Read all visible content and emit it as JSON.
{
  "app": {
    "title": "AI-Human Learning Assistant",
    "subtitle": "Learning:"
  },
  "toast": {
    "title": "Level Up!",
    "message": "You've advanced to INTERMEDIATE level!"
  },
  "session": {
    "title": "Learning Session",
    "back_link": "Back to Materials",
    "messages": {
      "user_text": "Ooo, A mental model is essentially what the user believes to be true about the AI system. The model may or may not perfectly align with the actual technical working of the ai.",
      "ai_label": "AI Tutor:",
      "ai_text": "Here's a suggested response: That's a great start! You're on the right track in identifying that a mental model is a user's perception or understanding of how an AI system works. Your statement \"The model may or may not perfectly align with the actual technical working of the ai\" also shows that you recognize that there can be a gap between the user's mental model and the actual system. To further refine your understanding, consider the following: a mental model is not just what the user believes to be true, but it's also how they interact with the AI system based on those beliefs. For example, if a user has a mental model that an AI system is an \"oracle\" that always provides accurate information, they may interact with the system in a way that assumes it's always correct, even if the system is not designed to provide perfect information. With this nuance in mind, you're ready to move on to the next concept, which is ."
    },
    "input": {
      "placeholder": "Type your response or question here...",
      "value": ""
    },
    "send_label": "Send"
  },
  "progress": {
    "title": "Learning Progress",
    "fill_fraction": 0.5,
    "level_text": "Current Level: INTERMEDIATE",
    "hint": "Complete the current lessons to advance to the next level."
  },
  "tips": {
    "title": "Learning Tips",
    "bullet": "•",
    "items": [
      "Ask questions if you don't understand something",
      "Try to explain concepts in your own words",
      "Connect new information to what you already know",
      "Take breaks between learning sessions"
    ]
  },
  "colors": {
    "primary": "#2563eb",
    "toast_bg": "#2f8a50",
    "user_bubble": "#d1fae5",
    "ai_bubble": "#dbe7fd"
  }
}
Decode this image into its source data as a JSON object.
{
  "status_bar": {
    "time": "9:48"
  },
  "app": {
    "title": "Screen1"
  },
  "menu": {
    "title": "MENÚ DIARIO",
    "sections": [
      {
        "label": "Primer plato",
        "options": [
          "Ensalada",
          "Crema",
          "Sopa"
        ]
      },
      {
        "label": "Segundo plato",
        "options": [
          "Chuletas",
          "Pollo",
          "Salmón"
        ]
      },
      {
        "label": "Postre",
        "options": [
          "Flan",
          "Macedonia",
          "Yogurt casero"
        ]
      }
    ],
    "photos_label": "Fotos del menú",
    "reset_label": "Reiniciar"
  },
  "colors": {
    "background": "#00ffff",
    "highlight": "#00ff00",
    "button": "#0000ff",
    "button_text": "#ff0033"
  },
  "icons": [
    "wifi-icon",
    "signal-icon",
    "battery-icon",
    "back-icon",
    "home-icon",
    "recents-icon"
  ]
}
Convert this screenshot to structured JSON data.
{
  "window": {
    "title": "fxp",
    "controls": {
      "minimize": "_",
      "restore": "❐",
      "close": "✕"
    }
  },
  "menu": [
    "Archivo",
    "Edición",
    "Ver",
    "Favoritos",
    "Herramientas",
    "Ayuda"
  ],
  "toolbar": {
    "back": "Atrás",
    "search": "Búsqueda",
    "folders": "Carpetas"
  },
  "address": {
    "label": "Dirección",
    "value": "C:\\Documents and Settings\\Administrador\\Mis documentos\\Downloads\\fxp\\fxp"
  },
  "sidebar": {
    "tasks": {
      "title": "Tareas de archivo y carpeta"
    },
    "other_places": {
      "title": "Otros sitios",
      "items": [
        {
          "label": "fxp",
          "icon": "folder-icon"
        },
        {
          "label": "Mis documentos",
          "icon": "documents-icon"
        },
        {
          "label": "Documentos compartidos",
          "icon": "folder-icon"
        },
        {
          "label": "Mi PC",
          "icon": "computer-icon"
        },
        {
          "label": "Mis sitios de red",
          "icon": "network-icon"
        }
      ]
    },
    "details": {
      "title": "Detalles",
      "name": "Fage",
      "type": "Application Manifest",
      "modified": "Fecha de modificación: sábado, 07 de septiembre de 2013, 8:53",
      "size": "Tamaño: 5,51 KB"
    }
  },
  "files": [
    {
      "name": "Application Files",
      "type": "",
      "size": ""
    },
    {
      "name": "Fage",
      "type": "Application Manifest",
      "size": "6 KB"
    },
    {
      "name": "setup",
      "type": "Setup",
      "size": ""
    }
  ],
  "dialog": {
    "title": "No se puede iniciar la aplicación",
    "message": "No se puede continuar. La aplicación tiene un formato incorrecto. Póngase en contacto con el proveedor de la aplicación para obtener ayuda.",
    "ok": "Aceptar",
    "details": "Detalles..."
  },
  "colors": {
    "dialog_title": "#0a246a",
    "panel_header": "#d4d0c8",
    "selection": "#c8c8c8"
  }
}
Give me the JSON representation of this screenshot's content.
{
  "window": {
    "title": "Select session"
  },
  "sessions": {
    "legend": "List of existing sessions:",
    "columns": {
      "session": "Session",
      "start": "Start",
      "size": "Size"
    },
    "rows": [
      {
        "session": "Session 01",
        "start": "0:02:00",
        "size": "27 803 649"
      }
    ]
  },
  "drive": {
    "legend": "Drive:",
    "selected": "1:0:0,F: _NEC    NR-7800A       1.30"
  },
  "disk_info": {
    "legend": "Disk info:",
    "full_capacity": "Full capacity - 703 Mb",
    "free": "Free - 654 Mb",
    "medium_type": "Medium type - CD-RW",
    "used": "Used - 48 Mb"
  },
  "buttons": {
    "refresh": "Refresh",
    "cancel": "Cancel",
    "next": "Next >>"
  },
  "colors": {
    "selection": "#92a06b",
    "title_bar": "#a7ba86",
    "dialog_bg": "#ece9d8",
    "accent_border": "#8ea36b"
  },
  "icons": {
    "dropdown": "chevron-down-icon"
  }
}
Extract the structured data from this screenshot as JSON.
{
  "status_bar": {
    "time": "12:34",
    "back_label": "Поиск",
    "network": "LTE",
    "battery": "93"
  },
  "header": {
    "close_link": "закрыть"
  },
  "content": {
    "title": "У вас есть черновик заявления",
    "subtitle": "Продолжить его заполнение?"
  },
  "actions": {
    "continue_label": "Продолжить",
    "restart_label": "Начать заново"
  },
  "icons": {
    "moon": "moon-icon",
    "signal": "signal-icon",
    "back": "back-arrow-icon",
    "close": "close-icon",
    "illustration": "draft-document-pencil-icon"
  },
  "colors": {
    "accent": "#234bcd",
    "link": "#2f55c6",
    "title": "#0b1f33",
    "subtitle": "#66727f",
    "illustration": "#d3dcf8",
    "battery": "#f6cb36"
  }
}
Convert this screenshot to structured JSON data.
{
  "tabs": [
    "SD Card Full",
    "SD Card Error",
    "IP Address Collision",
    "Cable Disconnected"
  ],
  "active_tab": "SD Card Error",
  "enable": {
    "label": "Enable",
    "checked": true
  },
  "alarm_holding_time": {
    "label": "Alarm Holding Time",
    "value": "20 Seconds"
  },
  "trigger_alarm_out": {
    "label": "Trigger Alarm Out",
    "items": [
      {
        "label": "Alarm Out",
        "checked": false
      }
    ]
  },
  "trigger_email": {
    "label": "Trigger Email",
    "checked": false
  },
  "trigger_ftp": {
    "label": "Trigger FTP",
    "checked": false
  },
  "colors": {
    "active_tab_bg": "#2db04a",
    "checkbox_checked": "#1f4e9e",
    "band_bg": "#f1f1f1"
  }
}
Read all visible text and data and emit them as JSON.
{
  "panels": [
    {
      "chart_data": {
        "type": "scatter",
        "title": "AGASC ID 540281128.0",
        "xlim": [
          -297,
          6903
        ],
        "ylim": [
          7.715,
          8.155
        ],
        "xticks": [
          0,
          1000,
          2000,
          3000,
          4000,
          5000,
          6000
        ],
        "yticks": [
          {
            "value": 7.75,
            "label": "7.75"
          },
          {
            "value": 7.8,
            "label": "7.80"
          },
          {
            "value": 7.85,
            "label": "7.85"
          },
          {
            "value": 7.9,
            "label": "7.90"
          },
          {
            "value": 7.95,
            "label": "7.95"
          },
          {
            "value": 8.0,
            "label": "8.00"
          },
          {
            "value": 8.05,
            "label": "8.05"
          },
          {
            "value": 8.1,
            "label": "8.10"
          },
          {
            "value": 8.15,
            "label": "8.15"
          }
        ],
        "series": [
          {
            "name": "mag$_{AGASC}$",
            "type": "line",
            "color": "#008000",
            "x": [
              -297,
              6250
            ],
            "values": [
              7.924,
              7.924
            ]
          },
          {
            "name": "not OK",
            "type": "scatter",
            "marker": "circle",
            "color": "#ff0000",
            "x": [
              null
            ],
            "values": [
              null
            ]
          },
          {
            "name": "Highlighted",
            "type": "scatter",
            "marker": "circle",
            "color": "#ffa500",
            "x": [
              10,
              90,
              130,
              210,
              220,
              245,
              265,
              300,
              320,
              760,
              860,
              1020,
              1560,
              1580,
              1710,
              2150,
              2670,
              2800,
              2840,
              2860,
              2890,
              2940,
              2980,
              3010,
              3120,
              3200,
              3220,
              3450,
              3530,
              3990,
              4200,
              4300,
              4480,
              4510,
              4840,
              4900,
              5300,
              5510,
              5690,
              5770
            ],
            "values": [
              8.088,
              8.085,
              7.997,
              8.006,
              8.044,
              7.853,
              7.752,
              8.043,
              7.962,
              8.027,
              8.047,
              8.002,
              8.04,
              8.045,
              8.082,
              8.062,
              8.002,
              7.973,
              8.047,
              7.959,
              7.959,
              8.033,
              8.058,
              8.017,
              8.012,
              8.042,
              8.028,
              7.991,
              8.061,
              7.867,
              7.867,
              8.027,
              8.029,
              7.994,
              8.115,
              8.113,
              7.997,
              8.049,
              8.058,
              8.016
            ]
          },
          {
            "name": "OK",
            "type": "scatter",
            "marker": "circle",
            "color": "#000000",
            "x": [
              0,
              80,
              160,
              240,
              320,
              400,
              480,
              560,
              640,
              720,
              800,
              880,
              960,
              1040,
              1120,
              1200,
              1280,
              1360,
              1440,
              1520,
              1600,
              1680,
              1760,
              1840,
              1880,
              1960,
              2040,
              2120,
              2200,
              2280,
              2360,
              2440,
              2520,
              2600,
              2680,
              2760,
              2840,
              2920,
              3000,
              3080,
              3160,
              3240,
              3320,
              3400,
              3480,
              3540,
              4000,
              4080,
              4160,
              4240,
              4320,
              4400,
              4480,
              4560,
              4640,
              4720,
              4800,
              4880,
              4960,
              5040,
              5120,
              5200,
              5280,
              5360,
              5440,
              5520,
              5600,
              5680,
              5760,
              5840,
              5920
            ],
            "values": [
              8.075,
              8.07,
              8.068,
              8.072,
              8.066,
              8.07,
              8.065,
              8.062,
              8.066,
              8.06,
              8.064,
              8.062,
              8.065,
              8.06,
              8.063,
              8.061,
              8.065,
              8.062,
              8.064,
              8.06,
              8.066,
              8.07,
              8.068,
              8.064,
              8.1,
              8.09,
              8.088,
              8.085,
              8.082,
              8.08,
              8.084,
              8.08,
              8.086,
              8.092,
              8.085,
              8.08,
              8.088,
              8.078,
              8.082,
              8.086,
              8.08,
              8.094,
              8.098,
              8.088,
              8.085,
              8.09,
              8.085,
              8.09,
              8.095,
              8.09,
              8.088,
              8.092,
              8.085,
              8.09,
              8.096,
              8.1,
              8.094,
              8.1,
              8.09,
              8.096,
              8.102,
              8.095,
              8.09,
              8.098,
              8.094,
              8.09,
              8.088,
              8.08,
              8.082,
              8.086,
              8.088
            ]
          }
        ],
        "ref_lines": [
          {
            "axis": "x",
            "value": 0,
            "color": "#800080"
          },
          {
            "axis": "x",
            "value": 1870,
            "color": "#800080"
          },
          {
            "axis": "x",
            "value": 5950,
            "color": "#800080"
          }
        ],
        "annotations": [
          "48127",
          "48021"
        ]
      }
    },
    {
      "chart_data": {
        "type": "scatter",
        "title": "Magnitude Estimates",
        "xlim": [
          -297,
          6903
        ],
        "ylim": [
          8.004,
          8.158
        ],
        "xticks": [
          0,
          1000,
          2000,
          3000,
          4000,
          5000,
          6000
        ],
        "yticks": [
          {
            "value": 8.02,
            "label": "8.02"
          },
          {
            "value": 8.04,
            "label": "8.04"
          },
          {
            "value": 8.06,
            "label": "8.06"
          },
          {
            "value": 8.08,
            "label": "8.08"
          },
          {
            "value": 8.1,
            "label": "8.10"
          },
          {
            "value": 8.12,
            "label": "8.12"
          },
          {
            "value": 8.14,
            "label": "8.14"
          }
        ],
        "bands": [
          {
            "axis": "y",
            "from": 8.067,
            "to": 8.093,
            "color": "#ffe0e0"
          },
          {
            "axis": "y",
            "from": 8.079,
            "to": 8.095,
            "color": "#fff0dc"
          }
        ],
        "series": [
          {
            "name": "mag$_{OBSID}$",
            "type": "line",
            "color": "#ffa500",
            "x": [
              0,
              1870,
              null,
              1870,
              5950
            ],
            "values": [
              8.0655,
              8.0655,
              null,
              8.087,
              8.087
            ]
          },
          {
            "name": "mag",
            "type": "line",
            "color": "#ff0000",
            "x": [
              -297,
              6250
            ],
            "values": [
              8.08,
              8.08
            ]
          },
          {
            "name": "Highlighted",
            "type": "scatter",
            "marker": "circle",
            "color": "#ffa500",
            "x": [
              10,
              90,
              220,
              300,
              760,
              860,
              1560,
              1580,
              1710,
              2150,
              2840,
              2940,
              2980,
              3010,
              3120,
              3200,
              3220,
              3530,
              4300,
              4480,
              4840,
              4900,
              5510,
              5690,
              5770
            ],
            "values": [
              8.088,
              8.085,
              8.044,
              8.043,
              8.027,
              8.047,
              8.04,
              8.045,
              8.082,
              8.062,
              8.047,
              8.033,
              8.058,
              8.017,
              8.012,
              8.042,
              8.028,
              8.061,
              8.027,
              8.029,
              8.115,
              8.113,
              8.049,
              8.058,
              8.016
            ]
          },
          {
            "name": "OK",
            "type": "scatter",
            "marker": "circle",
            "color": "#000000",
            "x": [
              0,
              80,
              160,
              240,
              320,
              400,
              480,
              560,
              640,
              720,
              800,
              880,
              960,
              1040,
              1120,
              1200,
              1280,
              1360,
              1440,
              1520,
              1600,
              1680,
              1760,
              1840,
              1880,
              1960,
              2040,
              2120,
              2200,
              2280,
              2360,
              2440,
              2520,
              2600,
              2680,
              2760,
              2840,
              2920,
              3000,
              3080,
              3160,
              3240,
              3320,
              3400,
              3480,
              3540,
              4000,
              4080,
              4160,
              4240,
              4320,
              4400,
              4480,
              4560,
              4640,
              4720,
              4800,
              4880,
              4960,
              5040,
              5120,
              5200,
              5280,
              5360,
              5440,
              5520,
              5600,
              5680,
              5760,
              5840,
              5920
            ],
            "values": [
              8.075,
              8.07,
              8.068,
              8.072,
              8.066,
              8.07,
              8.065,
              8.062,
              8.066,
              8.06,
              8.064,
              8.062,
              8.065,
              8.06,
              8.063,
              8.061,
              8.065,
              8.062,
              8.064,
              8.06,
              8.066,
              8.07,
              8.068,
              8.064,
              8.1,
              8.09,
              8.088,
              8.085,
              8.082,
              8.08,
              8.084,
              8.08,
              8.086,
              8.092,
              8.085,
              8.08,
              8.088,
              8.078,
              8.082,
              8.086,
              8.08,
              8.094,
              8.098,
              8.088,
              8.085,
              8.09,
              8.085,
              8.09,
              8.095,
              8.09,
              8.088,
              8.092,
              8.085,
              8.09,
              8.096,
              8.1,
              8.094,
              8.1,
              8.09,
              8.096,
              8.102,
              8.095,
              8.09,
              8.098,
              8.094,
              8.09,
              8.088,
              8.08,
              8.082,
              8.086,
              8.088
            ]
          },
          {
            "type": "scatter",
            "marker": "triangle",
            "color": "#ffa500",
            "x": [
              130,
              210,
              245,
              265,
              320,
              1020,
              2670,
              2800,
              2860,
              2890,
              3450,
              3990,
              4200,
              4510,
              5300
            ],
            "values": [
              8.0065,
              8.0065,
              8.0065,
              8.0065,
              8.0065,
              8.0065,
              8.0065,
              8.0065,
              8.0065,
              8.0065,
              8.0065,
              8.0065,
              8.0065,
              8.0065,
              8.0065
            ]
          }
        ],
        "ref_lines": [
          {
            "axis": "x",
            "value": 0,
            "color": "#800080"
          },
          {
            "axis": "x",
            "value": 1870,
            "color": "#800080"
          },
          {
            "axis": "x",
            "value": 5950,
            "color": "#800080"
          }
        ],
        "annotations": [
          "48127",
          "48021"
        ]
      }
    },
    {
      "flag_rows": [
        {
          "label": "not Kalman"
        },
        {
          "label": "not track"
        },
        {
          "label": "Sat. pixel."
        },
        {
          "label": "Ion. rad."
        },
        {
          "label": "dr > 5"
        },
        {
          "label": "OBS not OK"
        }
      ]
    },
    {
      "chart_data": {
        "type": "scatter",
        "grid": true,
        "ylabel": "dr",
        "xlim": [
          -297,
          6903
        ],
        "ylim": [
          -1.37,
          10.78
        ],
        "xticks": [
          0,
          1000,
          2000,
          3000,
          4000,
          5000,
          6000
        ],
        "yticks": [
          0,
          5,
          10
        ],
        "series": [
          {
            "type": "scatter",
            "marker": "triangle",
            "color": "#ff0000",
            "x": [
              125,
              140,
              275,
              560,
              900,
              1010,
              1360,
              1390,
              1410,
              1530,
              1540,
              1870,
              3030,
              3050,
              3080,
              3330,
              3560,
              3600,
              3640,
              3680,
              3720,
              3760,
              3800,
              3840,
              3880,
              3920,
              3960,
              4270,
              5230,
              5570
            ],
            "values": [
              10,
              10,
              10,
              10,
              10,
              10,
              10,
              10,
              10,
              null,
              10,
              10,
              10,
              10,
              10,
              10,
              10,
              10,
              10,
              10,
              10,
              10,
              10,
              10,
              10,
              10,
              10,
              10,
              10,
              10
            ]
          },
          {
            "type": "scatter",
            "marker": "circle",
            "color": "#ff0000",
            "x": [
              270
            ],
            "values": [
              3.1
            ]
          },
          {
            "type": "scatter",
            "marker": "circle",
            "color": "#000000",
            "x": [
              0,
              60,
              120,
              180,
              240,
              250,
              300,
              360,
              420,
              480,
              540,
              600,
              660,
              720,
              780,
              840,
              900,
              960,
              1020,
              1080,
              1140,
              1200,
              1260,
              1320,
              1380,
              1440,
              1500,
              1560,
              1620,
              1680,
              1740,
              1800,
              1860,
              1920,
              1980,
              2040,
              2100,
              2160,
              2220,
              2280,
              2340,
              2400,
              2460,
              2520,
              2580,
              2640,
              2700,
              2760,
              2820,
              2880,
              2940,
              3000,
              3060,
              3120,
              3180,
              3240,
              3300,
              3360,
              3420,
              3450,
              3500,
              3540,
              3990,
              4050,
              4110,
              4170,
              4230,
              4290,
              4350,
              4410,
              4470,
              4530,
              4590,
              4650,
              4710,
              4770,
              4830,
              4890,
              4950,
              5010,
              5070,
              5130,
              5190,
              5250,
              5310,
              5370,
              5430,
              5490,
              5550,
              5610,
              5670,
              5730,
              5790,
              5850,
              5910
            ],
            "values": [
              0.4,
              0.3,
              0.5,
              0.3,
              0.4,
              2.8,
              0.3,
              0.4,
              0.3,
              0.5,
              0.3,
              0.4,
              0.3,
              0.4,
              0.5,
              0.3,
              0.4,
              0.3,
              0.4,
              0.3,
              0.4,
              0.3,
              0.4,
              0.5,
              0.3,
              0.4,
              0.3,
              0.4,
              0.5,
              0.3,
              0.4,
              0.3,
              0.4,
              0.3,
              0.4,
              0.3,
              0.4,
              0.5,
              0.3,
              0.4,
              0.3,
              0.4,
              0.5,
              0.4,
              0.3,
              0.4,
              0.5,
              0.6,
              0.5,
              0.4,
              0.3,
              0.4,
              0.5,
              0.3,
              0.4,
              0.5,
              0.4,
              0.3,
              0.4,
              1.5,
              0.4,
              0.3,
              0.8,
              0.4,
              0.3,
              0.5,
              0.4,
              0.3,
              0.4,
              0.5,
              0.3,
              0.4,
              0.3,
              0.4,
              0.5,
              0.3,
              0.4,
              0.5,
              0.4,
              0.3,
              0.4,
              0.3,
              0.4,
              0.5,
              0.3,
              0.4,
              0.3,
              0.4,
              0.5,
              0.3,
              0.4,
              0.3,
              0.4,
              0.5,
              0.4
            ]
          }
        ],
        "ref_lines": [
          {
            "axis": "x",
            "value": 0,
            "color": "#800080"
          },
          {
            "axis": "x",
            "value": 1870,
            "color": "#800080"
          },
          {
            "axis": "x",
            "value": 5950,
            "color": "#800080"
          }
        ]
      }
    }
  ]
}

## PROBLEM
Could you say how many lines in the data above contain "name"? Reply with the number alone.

## TASK SOLUTION
12